▶ _TASK PROMPT_: Your answer must be every line of the data that contains "executable".

[Stored records]
"""

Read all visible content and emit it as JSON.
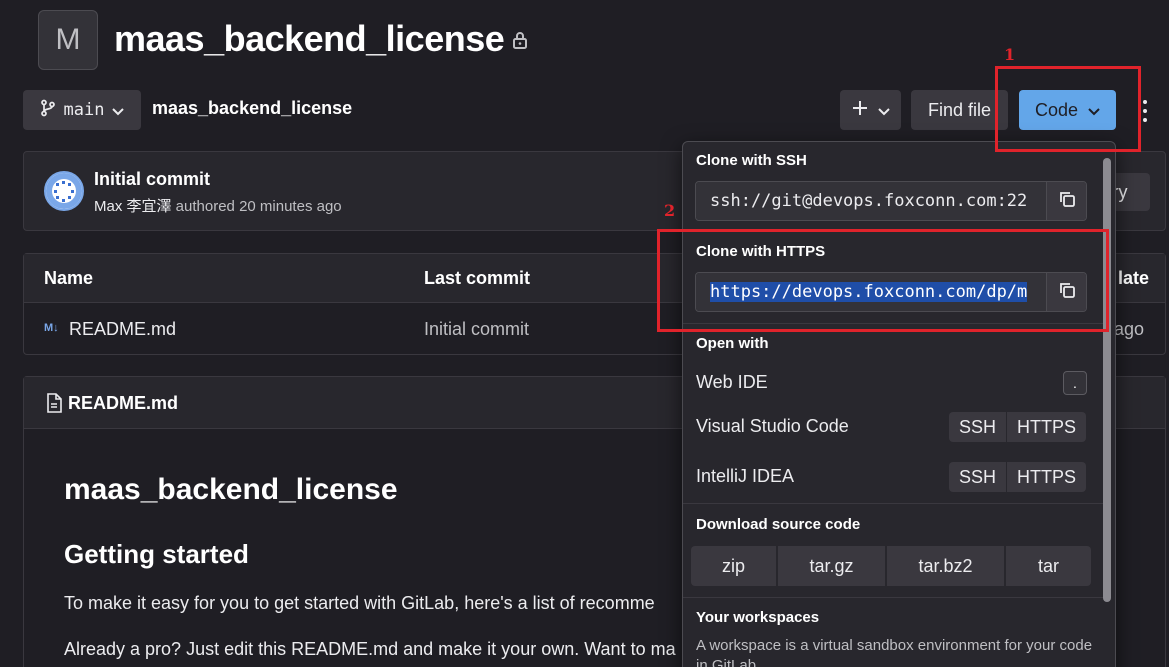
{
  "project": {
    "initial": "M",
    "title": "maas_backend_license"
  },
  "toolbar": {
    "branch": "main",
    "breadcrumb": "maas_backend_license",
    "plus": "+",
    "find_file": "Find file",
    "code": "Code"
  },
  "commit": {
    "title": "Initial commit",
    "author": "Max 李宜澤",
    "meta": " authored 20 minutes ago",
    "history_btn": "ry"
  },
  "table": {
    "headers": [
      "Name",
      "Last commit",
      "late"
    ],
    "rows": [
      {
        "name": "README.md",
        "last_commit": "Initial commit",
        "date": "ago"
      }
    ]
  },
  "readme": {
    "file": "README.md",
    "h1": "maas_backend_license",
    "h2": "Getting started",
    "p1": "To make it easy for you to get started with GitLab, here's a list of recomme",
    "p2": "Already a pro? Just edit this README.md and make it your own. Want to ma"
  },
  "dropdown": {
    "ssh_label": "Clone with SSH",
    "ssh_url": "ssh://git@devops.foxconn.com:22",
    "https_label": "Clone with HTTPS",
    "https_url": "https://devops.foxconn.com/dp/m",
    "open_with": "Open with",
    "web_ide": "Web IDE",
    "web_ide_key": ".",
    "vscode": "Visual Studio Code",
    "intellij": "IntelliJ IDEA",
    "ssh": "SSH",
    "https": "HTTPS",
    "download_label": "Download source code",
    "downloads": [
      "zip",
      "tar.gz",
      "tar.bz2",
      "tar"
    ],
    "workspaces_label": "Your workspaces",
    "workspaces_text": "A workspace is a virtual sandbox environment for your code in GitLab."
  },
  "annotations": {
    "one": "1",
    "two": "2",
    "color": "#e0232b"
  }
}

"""
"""

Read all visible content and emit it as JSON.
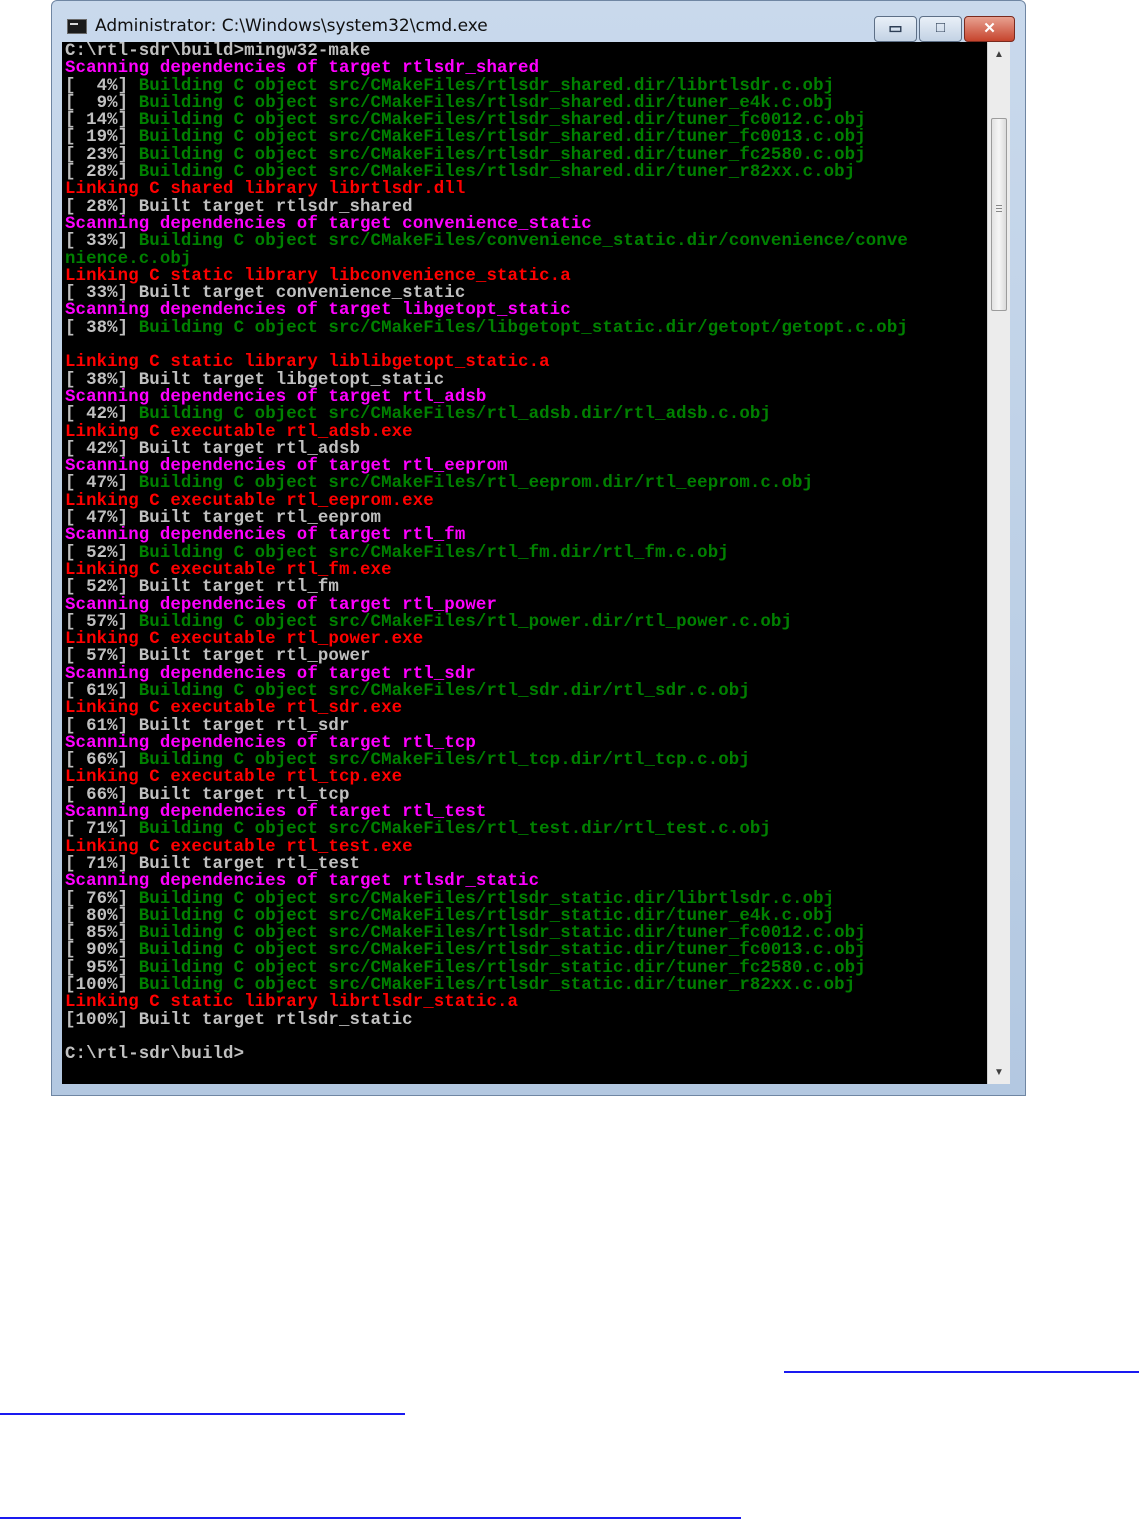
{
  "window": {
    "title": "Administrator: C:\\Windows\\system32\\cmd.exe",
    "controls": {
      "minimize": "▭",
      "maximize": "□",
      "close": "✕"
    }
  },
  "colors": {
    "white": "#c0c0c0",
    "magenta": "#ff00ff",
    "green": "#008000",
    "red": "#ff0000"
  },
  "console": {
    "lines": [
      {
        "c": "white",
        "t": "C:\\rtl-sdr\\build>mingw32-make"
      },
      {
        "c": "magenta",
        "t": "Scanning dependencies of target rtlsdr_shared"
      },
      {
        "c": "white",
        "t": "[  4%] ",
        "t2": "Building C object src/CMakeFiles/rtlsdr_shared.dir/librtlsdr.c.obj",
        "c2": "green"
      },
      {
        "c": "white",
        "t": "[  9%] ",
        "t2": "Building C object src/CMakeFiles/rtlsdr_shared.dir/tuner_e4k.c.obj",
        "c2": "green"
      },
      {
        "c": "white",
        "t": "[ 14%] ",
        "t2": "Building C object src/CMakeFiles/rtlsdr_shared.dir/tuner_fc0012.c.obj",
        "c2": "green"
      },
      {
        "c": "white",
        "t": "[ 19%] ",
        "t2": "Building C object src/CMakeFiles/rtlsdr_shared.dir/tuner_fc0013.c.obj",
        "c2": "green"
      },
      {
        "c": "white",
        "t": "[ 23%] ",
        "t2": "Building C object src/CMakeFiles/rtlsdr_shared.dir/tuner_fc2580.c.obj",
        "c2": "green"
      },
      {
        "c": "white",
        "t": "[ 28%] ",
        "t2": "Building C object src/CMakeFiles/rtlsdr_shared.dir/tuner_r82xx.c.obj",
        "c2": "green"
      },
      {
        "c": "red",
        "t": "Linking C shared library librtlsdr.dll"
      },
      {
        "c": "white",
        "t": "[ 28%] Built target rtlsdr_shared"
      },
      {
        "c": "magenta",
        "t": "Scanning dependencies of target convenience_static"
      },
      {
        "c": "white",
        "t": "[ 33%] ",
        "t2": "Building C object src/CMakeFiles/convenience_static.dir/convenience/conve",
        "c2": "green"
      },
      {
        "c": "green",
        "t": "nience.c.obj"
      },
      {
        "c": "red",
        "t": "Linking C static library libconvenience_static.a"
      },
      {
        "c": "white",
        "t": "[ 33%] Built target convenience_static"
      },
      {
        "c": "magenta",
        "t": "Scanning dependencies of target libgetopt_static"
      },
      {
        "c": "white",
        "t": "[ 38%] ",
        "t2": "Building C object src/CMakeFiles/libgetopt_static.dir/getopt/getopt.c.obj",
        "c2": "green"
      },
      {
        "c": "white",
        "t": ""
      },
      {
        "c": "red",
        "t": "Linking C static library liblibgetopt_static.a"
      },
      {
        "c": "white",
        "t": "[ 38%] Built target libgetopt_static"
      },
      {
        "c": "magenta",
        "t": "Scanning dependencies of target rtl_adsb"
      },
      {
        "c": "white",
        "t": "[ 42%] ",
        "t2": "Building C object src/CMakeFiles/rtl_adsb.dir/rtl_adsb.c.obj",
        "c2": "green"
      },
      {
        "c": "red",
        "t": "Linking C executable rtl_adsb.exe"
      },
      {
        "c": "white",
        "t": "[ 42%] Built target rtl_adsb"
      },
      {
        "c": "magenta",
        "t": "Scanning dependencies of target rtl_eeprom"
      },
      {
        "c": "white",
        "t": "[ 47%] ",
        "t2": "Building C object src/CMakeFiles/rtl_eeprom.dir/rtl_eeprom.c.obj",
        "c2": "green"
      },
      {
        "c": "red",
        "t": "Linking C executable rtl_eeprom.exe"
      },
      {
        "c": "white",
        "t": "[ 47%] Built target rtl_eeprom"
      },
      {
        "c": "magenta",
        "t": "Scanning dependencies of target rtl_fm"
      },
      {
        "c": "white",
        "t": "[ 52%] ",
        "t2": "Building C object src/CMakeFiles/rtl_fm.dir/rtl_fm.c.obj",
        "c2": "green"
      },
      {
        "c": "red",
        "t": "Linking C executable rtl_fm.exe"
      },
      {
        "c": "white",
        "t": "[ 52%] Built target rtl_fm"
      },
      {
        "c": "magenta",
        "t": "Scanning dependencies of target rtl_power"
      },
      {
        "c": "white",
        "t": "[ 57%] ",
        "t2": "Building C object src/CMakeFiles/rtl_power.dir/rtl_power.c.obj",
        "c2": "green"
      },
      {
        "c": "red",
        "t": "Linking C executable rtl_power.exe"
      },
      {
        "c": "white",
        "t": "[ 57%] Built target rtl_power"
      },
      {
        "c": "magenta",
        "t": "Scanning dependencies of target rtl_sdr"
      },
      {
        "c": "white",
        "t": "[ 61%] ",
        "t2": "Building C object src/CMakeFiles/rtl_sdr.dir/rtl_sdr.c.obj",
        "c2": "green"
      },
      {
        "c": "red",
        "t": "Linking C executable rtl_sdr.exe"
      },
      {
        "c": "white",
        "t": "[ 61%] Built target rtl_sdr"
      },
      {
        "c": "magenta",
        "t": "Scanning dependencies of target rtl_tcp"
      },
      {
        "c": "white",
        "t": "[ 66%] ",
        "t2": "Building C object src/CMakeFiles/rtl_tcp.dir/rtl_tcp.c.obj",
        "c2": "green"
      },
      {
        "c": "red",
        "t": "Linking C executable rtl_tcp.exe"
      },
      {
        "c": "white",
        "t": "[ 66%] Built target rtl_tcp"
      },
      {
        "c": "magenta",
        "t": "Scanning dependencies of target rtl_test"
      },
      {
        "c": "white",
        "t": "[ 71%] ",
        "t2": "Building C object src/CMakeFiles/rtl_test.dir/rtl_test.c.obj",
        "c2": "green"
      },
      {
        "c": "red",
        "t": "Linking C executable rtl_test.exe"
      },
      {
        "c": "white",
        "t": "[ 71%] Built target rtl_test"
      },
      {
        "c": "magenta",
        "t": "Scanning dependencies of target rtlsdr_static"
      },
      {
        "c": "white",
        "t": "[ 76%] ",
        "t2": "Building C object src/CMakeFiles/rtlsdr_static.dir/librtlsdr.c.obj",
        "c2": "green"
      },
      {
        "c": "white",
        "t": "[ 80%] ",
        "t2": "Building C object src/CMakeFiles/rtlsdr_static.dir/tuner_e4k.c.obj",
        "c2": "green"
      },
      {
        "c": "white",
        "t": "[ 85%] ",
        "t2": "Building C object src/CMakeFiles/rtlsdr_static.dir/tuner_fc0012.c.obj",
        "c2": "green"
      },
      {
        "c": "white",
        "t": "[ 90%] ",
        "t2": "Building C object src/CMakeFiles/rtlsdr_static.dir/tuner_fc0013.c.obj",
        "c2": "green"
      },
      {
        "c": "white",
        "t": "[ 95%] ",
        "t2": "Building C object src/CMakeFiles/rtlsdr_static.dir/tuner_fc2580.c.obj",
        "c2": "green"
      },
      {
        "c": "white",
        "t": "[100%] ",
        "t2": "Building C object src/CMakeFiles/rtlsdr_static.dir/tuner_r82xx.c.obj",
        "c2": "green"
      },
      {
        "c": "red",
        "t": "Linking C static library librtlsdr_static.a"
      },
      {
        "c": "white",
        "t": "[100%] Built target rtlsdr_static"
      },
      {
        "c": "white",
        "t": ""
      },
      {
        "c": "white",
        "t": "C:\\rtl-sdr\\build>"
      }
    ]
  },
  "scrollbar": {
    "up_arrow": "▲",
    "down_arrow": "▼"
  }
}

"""

▶ _RESULT OF THE TASK_:
        "t": "Linking C executable rtl_adsb.exe"
        "t": "Linking C executable rtl_eeprom.exe"
        "t": "Linking C executable rtl_fm.exe"
        "t": "Linking C executable rtl_power.exe"
        "t": "Linking C executable rtl_sdr.exe"
        "t": "Linking C executable rtl_tcp.exe"
        "t": "Linking C executable rtl_test.exe"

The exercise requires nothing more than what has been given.